Records for processing:
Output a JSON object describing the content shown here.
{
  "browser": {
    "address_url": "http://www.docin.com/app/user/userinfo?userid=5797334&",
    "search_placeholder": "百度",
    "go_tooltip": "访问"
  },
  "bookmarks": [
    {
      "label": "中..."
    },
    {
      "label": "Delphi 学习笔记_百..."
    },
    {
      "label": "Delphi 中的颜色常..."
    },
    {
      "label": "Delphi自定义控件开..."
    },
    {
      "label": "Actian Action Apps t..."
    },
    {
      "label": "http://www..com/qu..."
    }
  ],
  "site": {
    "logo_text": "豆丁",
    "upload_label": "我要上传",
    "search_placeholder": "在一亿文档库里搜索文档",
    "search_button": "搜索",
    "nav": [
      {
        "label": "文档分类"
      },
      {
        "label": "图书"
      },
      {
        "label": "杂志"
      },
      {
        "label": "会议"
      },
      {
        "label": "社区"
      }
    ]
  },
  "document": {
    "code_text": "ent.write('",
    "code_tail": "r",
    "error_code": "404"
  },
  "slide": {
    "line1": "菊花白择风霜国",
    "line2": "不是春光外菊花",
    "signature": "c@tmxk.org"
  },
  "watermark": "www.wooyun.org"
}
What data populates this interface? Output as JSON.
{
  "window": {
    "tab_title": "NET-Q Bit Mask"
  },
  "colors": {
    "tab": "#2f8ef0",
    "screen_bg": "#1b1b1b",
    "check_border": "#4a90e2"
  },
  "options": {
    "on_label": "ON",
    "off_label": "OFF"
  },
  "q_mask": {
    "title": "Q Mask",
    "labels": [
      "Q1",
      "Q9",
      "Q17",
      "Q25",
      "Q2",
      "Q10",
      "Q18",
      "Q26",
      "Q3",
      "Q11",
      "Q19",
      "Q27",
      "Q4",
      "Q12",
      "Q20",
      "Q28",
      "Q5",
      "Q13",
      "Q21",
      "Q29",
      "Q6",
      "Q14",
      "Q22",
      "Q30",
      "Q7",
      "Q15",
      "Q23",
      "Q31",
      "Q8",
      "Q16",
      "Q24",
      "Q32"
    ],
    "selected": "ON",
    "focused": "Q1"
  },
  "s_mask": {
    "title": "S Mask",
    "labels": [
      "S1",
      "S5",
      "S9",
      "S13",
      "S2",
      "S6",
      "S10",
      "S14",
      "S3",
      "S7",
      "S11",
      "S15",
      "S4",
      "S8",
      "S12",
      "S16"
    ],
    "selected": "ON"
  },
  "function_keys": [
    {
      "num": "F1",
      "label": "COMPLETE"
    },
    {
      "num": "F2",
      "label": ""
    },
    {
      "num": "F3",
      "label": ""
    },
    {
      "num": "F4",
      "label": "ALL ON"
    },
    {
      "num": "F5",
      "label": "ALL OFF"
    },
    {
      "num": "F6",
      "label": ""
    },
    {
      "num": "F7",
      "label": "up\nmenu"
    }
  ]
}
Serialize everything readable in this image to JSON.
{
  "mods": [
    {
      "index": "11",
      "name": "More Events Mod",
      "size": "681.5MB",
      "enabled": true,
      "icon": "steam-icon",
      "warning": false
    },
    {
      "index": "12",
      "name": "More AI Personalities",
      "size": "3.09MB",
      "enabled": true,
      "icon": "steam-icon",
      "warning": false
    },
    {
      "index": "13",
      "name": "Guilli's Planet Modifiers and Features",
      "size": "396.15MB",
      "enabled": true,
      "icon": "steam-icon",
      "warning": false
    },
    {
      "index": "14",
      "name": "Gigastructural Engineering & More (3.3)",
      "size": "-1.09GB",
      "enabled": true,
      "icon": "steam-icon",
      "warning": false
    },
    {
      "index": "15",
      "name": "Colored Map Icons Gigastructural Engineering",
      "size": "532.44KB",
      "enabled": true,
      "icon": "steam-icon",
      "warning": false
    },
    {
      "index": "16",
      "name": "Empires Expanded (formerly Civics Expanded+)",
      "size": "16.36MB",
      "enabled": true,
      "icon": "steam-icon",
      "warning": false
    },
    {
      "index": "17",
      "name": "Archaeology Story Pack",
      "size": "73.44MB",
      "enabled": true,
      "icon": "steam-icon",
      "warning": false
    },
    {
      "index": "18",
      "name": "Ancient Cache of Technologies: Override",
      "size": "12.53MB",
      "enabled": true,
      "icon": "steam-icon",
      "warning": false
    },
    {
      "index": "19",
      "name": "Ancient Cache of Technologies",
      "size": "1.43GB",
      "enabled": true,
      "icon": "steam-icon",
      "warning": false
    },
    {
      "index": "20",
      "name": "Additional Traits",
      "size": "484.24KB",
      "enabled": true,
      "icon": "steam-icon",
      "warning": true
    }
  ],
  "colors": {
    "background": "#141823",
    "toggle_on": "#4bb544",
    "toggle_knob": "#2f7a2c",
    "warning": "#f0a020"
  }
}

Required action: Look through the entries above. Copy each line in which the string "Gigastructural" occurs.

Result of this exercise:
      "name": "Gigastructural Engineering & More (3.3)",
      "name": "Colored Map Icons Gigastructural Engineering",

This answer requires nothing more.